As Maria Popova explains as one of the 7 lessons she learned in the last 7 years:

“It’s enormously disorienting to simply say, ‘I don’t know’. But it’s infinitely more rewarding to understand than to be right—even if that means changing your mind about a topic, an ideology, or, above all, yourself.“

The Romantic poet John Keats put forth the idea of ‘Negative Capability‘—the willingness to embrace uncertainty, live with mystery, and come to peace with ambiguity.

This level of openness allows us to not only see the dots, but to make the connections that were seemingly non-existent. To see the truly enlightened ideas that only come from farming on seemingly barren land. From planting an unknown seed and seeing what, with proper cultivation and care, pops up.

As Marcus Aurelius explains in Meditations:

“If anyone can refute me—show me I’m making a mistake and looking at things from the wrong perspective—I’ll gladly change. It’s the truth I’m after, and the truth never harmed anyone. What harms us is to persist in self deceit and ignorance.”

When you search for the truth, rather than just enough information to form an opinion, you find ways to enrich your life and that of those around you.

We all lead by example, whether we set out to or not.

*****

“Life is long if you know how to use it.”

I used to hate that quote from Seneca. It made me feel like I was missing the point entirely. But now I think I’m closer to understanding.

It’s not merely enough to know. We need to do something with the knowledge. We need to practice. To apply. To become wise.

We need to get off the spinning wheel of mindless opinions and rehashed statements and build a better machine.

But this only comes through dedication to a cause. From pushing our minds beyond our comfort zone.

What we experience shapes who we become. Curating and editing what goes into your own life is the only way to guide yourself forward in continual growth. Staying at a standstill, ignoring the work that seems ‘too hard’, will only bring you back to where you started.

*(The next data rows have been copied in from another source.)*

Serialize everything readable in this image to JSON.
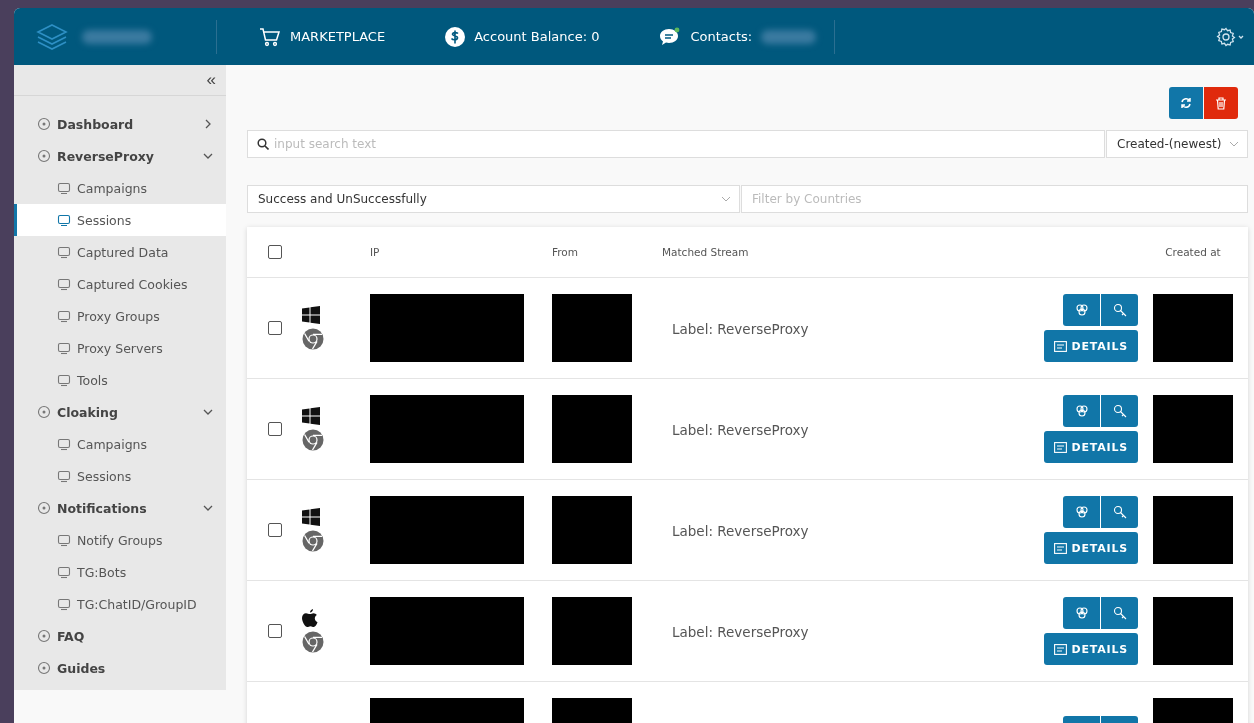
{
  "header": {
    "nav": [
      {
        "kind": "cart",
        "label": "MARKETPLACE"
      },
      {
        "kind": "dollar",
        "label": "Account Balance: 0"
      },
      {
        "kind": "chat",
        "label": "Contacts:"
      }
    ]
  },
  "sidebar": {
    "collapse": "«",
    "items": [
      {
        "label": "Dashboard",
        "expanded": false,
        "selected": false
      },
      {
        "label": "ReverseProxy",
        "expanded": true,
        "selected": false,
        "children": [
          {
            "label": "Campaigns",
            "selected": false
          },
          {
            "label": "Sessions",
            "selected": true
          },
          {
            "label": "Captured Data",
            "selected": false
          },
          {
            "label": "Captured Cookies",
            "selected": false
          },
          {
            "label": "Proxy Groups",
            "selected": false
          },
          {
            "label": "Proxy Servers",
            "selected": false
          },
          {
            "label": "Tools",
            "selected": false
          }
        ]
      },
      {
        "label": "Cloaking",
        "expanded": true,
        "selected": false,
        "children": [
          {
            "label": "Campaigns",
            "selected": false
          },
          {
            "label": "Sessions",
            "selected": false
          }
        ]
      },
      {
        "label": "Notifications",
        "expanded": true,
        "selected": false,
        "children": [
          {
            "label": "Notify Groups",
            "selected": false
          },
          {
            "label": "TG:Bots",
            "selected": false
          },
          {
            "label": "TG:ChatID/GroupID",
            "selected": false
          }
        ]
      },
      {
        "label": "FAQ",
        "selected": false
      },
      {
        "label": "Guides",
        "selected": false
      }
    ]
  },
  "search": {
    "placeholder": "input search text"
  },
  "sort": {
    "value": "Created-(newest)"
  },
  "status_filter": {
    "value": "Success and UnSuccessfully"
  },
  "country_filter": {
    "placeholder": "Filter by Countries"
  },
  "table": {
    "select_all": {
      "checked": false
    },
    "columns": [
      "IP",
      "From",
      "Matched Stream",
      "Created at"
    ],
    "rows": [
      {
        "checked": false,
        "os": {
          "kind": "windows"
        },
        "browser": {
          "kind": "chrome"
        },
        "stream": "Label: ReverseProxy",
        "action": "DETAILS"
      },
      {
        "checked": false,
        "os": {
          "kind": "windows"
        },
        "browser": {
          "kind": "chrome"
        },
        "stream": "Label: ReverseProxy",
        "action": "DETAILS"
      },
      {
        "checked": false,
        "os": {
          "kind": "windows"
        },
        "browser": {
          "kind": "chrome"
        },
        "stream": "Label: ReverseProxy",
        "action": "DETAILS"
      },
      {
        "checked": false,
        "os": {
          "kind": "apple"
        },
        "browser": {
          "kind": "chrome"
        },
        "stream": "Label: ReverseProxy",
        "action": "DETAILS"
      },
      {}
    ]
  }
}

Jory MacKay is an editor @PickCrew, where this post originally appeared.

Garbage in, Garbage Out: How to Find Wisdom in the Age of Information